As with grain-based dog foods, grain free dog foods can vary in quality. Substituting cereal by-products for potato skins, as an example, will mean a product can be labelled grain free, but it doesn’t mean it’s nutritious.
Whether opting for a grain-based diet or grain free for your dog, always opt for a product which has a significant amount of protein and fat from meat ingredients.
Grain isn’t bad for a dog as long as the grain is nutritious, and not fed in excess. Wheat is a grain which should always be avoided as may cause health to deteriorate, cause bloat, lethargy, and allergies. When we see “Cereals”, or worse, “Cereal By-Products” in a dog food, we can assume this will be wheat, wheat by-products, and possible other grains.
If your dog does not suffer from grain allergies (or sensitivities), then there is no reason you shouldn’t feed a grain-based food over a grain free dog food. You could always feed a variety of both. Just avoid feeding your dog an excess of grain or grain free ingredients over meat ingredients.
Further questions about grain free dog food
What is grain free dog food?
Historically most kibble was grain-based. The Australian Standard for Manufacturing and marketing as pet food specifically states “Dry pet food products are typically cereal based”, but this doesn’t mean it’s right for your dog. As awareness grew of kibble being formulated significantly of grain, it gave rise to smaller “boutique” manufacturers creating grain free dog foods. Traditional dry dog food recipes utilised grain as a significant ingredient and binder. As consumer concern increased about the nutritional aspects of grain, pet food manufacturers opted for grain free alternatives. Most grain free formulas opt for alternative starches such as potato or tapioca, as well as ingredients considered better for digestibility such as legumes.
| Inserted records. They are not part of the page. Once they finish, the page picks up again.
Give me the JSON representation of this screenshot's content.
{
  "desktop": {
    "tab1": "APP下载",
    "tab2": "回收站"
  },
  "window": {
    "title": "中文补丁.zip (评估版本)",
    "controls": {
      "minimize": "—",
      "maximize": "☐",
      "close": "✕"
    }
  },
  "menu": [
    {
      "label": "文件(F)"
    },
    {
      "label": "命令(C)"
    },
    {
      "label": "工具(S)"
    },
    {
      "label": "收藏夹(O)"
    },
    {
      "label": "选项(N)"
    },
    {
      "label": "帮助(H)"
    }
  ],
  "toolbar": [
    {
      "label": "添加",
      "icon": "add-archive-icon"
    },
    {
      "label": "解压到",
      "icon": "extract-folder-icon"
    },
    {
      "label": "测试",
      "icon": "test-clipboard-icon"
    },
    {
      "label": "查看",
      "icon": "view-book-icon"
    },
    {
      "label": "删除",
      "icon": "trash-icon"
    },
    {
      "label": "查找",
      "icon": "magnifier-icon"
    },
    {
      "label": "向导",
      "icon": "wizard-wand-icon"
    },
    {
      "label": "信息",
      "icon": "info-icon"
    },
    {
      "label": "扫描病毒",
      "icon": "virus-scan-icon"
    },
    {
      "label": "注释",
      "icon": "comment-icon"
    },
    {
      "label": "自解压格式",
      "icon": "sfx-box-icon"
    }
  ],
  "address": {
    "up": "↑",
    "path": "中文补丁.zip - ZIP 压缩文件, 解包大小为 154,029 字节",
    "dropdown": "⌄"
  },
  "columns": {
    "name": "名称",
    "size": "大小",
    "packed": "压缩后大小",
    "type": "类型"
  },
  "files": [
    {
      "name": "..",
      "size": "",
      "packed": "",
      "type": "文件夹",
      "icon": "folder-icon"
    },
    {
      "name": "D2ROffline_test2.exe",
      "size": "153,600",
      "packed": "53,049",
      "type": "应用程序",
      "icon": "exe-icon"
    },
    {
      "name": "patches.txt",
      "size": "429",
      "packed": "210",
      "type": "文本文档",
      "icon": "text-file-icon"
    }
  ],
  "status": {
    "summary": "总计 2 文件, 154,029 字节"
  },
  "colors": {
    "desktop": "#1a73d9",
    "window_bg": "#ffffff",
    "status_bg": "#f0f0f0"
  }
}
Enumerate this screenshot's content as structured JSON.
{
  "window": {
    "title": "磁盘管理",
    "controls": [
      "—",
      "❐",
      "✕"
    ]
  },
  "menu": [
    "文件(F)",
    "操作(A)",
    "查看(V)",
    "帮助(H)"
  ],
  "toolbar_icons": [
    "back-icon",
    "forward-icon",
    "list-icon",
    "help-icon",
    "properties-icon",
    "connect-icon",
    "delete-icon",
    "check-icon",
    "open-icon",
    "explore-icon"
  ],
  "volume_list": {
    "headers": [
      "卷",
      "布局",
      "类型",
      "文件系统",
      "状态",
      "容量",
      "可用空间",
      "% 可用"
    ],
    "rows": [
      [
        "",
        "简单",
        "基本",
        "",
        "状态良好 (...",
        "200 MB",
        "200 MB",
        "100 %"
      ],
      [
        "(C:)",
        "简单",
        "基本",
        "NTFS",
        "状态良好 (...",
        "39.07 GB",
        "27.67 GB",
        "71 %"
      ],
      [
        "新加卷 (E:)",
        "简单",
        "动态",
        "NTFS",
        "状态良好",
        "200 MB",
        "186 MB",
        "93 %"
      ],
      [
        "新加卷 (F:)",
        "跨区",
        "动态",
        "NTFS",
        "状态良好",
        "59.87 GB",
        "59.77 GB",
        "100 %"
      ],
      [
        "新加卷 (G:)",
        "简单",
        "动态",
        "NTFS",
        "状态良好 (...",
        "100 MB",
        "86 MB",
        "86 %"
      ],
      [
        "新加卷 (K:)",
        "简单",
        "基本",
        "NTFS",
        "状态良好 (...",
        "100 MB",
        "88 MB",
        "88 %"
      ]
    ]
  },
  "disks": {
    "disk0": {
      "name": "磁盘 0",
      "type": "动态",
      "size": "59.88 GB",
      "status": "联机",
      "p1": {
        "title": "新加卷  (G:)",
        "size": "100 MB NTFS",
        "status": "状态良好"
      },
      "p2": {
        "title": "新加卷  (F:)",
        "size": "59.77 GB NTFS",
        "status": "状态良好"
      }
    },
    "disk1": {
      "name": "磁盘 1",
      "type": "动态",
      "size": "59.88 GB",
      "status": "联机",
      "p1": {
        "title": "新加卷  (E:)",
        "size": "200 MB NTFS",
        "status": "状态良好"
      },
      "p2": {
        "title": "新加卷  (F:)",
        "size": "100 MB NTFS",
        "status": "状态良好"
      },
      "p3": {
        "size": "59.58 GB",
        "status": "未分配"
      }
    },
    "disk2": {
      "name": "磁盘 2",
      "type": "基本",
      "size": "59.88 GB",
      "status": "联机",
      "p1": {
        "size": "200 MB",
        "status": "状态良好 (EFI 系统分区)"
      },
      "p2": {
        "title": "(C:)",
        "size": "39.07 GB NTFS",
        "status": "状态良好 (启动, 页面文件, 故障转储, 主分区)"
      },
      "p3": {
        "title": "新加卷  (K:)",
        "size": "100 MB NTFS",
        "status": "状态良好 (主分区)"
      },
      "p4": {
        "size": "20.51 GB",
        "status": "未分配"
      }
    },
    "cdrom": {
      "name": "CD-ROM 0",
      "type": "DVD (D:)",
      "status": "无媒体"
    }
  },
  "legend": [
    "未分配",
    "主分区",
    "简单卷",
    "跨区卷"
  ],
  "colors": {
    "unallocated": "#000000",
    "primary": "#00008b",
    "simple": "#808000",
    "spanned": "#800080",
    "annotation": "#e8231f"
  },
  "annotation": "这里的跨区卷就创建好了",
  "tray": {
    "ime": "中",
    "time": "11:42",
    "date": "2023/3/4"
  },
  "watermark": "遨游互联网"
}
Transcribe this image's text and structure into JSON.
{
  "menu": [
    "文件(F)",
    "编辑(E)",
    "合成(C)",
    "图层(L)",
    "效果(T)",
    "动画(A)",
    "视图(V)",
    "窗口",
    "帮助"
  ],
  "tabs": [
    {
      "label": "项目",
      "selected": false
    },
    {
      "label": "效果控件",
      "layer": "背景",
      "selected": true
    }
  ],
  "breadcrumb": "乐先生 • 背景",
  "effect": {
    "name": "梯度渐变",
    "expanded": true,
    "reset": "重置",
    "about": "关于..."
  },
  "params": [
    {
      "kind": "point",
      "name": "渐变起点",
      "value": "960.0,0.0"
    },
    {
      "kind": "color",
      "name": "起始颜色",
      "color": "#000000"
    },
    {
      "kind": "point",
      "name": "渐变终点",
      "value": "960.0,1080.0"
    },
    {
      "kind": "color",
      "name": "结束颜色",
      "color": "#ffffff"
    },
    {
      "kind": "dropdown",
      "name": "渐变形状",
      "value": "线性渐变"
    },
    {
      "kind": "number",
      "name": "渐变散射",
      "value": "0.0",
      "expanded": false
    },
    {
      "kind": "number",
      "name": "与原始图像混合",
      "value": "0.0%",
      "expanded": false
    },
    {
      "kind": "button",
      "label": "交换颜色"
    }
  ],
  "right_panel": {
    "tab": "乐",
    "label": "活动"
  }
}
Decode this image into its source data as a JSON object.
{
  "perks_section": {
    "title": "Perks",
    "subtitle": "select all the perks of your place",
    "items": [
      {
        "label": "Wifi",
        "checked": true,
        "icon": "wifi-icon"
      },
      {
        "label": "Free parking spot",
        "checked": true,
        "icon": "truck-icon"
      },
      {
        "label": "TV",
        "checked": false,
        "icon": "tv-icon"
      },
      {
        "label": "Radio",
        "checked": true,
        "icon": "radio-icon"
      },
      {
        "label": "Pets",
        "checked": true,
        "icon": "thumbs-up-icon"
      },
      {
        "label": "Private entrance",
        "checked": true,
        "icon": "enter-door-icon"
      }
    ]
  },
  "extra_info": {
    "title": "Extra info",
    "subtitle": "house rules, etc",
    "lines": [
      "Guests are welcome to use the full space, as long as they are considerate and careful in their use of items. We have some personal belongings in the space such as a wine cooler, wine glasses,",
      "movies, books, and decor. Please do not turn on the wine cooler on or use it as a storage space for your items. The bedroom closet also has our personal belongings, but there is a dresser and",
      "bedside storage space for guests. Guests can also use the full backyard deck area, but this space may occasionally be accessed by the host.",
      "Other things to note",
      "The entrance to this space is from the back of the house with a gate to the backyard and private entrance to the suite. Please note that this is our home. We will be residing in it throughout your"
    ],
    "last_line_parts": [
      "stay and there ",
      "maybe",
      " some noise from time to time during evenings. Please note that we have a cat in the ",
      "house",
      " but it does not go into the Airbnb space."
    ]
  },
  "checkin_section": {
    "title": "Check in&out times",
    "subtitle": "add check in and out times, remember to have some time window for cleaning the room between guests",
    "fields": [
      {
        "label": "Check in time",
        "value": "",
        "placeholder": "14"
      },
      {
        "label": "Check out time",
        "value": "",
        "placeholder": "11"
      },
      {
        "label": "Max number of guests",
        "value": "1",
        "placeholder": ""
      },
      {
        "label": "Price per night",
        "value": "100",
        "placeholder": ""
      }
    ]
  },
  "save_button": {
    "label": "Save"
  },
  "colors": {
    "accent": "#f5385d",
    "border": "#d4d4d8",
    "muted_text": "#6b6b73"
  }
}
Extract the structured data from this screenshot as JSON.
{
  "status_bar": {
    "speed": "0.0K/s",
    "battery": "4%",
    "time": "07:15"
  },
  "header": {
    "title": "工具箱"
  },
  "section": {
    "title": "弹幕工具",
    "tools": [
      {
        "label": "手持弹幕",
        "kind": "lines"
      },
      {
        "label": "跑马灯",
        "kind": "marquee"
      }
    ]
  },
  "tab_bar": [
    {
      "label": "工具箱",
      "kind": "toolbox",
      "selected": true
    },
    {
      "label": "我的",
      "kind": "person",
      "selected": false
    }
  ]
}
Is grain free dog food better than grain dog food?
In general grain free dog foods are a higher quality but may also cost more. Most dog foods at the cheaper end of the scale utilise grains with questionable nutritional value for a canine, whereas more expensive grain free dog foods offer a better balance of nutrition while still favouring non-animal ingredients to keep the product affordable.
What ingredients are used in grain-free dog foods?
All dog foods should have a suitable amount of animal ingredients including protein and fat. Grain free dog foods will typically include vegetables ingredients (such as potato, sweet potato, or squash), and often legumes. In Australia, peas and chickpeas are commonly found in grain free dog foods, adding protein, carbohydrates, and fibre.
Are there any risks associated with feeding my dog a grain free dog food?
An important consideration is no dog food can be perfect, whether grain or grain free. Most dog owners feed a single product, which means a complete reliance on the product fulling the complex nutritional needs of the animal. If any nutrients are missing, this could lead to long term health issues. A good example of this is the previous belief taurine was not required in a dog’s diet, which more recent research has shown to be untrue. As taurine is sourced mainly from animal ingredients, this meant a dog food, grain or grain free, could lead to taurine deficiency in dogs. Canine DCM is one such example.